1.5.1. Makefile

# Makefile for JamesM's kernel tutorials.
# The C and C++ rules are already setup by default.
# The only one that needs changing is the assembler
# rule, as we use nasm instead of GNU as.



all: $(SOURCES) link 

   -rm *.o kernel

   ld $(LDFLAGS) -o kernel $(SOURCES)

   nasm $(ASFLAGS) $<

This Makefile will compile every file in SOURCES, then link them together into one ELF binary, 'kernel'. It uses a linker script, 'link.ld' to do this:

1.5.2. Link.ld

/* Link.ld -- Linker script for the kernel - ensure everything goes in the */
/*            Correct place.  */
/*            Original file taken from Bran's Kernel Development */
/*            tutorials: http://www.osdever.net/bkerndev/index.php. */

  .text 0x100000 :
    code = .; _code = .; __code = .;
    . = ALIGN(4096);

  .data :
     data = .; _data = .; __data = .;
     . = ALIGN(4096);

  .bss :
    bss = .; _bss = .; __bss = .;
    . = ALIGN(4096);

  end = .; _end = .; __end = .;

This script tells LD how to set up our kernel image. Firstly it tells LD that the start location of our binary should be the symbol 'start'. It then tells LD that the .text section (that's where all your code goes) should be first, and should start at 0x100000 (1MB). The .data (initialised static data) and the .bss (uninitialised static data) should be next, and each should be page-aligned (ALIGN(4096)). Linux GCC also adds in an extra data section: .rodata. This is for read-only initialised data, such as constants. For simplicity we simply bundle this in with the .data section.

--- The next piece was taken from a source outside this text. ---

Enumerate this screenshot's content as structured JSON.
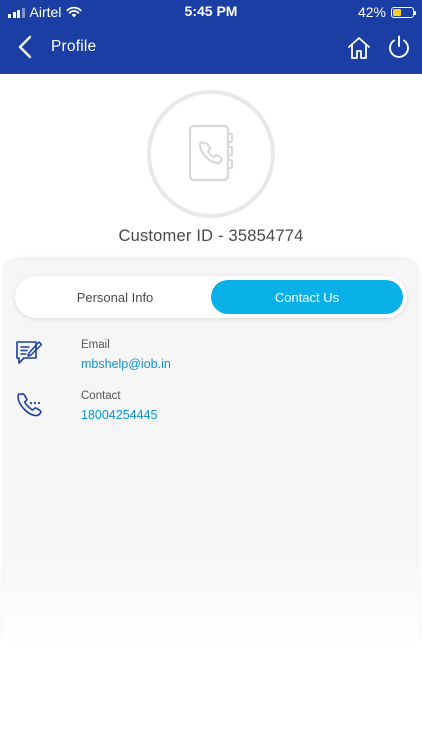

1.5.3. update_image.sh

A nice little script that will poke your new kernel binary into the floppy image file (This assumes you have made a directory /mnt). Note: you will need /sbin in your $PATH to use losetup.


sudo losetup /dev/loop0 floppy.img
sudo mount /dev/loop0 /mnt
sudo cp src/kernel /mnt/kernel
sudo umount /dev/loop0
sudo losetup -d /dev/loop0

1.5.4. run_bochs.sh

This script will setup a loopback device, run bochs on it, then disconnect it.


# run_bochs.sh
# mounts the correct loopback device, runs bochs, then unmounts.

sudo /sbin/losetup /dev/loop0 floppy.img
sudo bochs -f bochsrc.txt
sudo /sbin/losetup -d /dev/loop0